Collected data entries:
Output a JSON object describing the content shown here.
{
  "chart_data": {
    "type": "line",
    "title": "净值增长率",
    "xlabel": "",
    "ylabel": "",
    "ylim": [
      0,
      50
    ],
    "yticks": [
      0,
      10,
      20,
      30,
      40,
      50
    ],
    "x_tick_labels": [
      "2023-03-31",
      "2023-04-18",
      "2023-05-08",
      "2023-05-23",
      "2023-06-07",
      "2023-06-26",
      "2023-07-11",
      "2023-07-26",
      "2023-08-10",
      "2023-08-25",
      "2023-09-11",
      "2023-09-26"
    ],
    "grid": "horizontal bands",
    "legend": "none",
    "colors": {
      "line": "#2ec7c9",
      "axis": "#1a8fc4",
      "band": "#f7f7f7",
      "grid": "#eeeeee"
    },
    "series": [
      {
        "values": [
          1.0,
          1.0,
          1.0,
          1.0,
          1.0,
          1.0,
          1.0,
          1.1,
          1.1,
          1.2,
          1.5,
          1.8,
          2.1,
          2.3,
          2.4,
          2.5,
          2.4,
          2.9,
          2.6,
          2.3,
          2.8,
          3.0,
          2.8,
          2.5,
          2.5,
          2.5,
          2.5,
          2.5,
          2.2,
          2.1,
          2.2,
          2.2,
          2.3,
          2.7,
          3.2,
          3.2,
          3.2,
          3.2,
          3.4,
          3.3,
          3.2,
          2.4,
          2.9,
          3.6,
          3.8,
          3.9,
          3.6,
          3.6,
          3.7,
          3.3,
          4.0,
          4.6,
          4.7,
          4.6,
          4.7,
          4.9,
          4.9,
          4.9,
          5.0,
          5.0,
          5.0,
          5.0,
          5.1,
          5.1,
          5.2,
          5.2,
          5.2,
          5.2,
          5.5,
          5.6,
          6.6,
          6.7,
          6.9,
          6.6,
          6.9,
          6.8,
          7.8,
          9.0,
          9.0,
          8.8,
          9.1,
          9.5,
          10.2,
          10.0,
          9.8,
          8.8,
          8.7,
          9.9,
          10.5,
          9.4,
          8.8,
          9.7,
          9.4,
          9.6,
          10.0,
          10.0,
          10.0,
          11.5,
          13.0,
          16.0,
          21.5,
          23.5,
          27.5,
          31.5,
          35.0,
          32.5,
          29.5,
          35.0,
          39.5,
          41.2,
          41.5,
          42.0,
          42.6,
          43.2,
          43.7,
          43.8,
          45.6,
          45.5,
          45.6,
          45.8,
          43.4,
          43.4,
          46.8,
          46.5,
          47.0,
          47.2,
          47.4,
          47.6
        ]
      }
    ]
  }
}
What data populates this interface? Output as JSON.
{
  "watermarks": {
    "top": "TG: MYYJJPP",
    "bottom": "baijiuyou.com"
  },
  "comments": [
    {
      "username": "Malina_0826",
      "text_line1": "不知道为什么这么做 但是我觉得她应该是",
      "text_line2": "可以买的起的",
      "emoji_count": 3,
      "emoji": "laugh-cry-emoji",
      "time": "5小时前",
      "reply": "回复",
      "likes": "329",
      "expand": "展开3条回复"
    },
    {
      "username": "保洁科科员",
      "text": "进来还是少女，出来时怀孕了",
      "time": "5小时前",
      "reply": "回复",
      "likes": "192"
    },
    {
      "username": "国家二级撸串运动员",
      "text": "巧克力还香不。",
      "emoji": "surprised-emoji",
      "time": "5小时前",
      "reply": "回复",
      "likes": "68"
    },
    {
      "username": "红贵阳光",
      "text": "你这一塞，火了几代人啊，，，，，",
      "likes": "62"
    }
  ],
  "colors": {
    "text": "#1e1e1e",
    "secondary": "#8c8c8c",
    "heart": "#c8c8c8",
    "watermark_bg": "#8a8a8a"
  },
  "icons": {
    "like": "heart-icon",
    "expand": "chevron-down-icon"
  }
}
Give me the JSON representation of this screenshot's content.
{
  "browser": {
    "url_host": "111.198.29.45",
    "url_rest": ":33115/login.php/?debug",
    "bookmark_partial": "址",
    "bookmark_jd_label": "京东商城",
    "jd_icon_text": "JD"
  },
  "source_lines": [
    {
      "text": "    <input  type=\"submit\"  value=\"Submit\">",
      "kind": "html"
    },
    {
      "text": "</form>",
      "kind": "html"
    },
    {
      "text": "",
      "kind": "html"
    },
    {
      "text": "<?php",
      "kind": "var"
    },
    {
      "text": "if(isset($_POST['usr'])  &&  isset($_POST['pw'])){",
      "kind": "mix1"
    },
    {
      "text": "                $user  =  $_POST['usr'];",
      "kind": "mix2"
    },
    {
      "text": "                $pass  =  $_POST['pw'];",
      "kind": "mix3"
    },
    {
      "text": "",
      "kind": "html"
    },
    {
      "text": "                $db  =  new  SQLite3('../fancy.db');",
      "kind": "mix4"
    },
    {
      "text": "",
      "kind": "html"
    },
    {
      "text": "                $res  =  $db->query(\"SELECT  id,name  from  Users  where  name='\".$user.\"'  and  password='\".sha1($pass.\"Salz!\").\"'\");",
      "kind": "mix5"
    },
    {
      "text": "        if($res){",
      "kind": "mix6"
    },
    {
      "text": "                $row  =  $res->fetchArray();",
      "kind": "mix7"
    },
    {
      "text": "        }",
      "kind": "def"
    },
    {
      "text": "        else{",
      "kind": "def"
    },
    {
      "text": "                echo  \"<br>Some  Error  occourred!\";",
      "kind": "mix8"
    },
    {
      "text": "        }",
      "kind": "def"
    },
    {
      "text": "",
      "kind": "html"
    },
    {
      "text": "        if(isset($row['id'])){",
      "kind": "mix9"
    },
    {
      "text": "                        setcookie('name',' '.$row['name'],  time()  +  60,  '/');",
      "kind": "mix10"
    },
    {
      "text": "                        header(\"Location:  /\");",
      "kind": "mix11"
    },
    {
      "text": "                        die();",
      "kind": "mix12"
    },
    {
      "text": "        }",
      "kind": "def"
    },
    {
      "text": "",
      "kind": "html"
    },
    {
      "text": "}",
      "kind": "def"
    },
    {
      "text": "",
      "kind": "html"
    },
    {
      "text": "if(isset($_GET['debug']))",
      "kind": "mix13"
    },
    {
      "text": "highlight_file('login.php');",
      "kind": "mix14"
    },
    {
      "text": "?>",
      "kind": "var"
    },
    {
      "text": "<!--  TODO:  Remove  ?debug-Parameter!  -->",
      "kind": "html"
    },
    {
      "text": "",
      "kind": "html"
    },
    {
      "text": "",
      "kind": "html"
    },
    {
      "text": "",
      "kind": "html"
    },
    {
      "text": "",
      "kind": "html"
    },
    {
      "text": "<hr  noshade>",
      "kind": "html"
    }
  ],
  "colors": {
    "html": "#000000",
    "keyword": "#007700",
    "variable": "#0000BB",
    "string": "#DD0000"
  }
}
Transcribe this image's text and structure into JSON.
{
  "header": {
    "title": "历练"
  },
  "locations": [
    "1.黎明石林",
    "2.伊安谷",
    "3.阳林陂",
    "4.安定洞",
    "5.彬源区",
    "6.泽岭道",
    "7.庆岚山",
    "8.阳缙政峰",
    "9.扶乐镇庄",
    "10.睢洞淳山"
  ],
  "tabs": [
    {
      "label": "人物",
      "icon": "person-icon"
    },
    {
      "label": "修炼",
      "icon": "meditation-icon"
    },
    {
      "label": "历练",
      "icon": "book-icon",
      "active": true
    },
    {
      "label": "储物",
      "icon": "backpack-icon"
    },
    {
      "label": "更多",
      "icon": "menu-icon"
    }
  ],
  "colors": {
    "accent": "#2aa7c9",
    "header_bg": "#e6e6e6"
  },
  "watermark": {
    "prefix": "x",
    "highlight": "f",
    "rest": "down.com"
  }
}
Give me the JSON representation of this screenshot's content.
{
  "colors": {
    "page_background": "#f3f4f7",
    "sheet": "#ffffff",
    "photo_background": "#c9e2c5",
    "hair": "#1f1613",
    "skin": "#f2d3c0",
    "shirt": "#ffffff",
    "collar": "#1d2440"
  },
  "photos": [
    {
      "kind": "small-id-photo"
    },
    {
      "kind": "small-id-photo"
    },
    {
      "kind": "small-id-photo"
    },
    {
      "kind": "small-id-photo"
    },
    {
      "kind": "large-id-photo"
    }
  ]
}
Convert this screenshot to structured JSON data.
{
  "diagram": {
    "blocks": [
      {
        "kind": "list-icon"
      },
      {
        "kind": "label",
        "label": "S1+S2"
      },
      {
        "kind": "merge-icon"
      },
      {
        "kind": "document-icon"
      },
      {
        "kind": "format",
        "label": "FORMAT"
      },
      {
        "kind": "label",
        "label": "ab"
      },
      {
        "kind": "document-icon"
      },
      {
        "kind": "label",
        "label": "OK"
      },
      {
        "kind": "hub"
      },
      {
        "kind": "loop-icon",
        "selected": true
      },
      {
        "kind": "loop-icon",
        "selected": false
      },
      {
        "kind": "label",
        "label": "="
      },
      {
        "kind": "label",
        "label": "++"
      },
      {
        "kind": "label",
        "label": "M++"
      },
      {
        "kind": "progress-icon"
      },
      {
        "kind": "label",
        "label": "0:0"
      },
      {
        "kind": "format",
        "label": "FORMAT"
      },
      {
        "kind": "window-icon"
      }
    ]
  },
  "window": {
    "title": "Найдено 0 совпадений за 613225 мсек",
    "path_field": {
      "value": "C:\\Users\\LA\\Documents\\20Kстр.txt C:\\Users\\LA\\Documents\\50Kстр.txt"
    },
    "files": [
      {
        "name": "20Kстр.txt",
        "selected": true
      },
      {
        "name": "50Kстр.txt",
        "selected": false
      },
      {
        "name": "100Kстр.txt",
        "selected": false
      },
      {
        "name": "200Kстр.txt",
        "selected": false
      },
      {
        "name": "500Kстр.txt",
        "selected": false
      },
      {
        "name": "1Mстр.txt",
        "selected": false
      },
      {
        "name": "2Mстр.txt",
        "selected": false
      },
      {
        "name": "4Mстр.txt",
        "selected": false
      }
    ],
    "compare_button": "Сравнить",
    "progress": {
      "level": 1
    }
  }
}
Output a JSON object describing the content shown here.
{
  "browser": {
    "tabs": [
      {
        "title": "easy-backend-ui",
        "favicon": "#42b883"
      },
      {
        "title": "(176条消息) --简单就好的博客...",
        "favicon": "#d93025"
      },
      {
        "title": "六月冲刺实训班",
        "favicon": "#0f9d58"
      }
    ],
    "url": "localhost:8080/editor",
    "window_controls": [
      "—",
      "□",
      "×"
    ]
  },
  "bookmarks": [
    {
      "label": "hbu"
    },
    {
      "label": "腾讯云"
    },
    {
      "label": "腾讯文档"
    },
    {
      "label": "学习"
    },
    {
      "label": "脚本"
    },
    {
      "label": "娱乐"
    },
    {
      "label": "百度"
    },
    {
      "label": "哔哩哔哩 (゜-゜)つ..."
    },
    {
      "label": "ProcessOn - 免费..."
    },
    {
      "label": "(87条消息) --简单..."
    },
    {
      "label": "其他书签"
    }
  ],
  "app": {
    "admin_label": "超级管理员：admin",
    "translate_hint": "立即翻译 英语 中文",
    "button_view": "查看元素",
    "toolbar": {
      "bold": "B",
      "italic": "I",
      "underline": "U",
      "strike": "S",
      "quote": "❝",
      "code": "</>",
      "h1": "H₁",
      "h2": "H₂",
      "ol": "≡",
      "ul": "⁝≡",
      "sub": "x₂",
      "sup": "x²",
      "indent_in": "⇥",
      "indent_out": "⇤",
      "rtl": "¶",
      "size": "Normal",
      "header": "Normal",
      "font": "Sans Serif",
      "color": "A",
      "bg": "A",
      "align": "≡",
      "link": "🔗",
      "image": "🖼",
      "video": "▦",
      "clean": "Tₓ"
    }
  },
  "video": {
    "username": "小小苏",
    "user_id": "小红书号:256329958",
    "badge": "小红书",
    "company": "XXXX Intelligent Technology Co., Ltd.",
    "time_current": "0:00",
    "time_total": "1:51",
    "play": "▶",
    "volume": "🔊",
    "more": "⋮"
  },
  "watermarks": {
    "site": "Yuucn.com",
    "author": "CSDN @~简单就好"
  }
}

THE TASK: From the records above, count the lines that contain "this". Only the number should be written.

FINAL ANSWER: 5